**DATA SHOWN:**
_ _ _ _

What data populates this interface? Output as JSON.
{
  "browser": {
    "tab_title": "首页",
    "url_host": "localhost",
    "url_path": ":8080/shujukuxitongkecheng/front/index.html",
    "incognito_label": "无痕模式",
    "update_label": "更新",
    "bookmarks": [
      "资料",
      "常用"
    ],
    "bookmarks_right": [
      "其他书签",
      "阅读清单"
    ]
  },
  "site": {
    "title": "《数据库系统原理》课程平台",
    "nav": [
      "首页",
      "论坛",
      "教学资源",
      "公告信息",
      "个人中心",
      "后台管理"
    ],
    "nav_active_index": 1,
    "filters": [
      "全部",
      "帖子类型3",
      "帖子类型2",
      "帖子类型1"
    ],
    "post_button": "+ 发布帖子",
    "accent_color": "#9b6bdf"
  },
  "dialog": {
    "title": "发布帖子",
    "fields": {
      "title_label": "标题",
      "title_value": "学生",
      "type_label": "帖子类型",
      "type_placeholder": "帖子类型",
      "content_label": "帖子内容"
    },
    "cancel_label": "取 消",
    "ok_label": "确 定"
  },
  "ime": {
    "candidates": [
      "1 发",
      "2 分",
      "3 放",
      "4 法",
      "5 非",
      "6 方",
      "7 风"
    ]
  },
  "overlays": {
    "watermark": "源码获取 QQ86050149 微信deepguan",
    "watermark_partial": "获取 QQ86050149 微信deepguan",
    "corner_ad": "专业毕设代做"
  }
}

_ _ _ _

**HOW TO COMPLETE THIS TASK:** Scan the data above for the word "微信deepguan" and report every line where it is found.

**YOUR SOLUTION:**
    "watermark": "源码获取 QQ86050149 微信deepguan",
    "watermark_partial": "获取 QQ86050149 微信deepguan",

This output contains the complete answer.